Finally, candidates continue to issue their platforms on major issues facing the city. For David Briley, this time it's the environment. His seven point plan looks ambitious (although he says it can be done, with cooperation from the private sector, without a tax increase). Why spotlight the environment now instead of sticking with the more traditional issues like schools and public safety? Well Briley is in competition for the so-called "progressive vote" in Nashville with Karl Dean. If Dean has spoken out on this issue yet, I haven't seen it, so perhaps Briley is trying to get there first in the hopes what he is proposing (which is very much in line with national progressive thought about the environment) will attract them to his camp before Dean is ready to compete.
Of course there is a risk. Some of what Briley is talking about may not go down well with elements of the Nashville business and development community. They will see what he is proposing as unneeded government interference and that will further retard any inroads Briley might be seeking into this influential and well-funded group that is deeply involved in local politics. But Briley has never had much of this support anyway, so going early and strong after the Green vote makes a lot of sense.
And so the new Democratic House of Representatives, with a few Republican crossovers, has issued a vote of "no confidence" in the Bush administration and its new policies (the troop surge) for the war in Iraq.
But the approval by a 246-182 margin was for a non-binding resolution, which means basically nothing, other than an expression of opinion by the lower Chamber. The Senate is set to try and vote Saturday February 17 (filibusters notwithstanding) on a similar statement of feelings and concerns. But the real fight remains ahead as Congress (after a recess) takes up new appropriations to support the war.
How can the Democrats and other war opponents find a way to oppose the President and change our Iraqi war policies without putting themselves in a position to be criticized for abandoning or not fully supporting the troops still in harm's way?
I am sure there's a lot to think over for many members of Congress as they come home to meet with constituents during this break. From their speeches during the House debate, most Tennessee representatives seem to be about where they've been on the Iraq war. The Democrats have great concerns and oppose the Bush Iraq policies. The Republicans are mostly supportive of what the President wants to do. That is, except for Knoxville Congressman John Duncan, who despite what you might conclude from the headlines of a recent front page story in THE TENNESSEAN has been on the anti- war side concerning Iraq since the get-go. He wasn't going over to join anybody on this issue. He's already been there, done that...and gotten re-elected.

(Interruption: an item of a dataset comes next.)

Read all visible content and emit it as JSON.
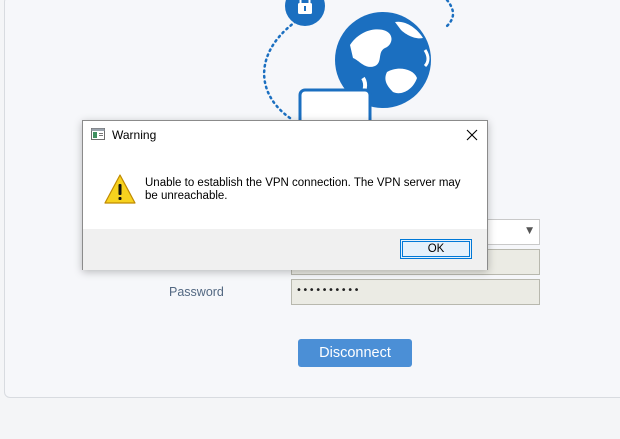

NewsChannel 5 thanks Pat Nolan for providing this column every week. Mr. Nolan's commentary reflects his own opinions, not those of the NewsChannel 5 Network.
Comments about Capitol View should be sent to Pat Nolan directly via email at firstname.lastname@example.org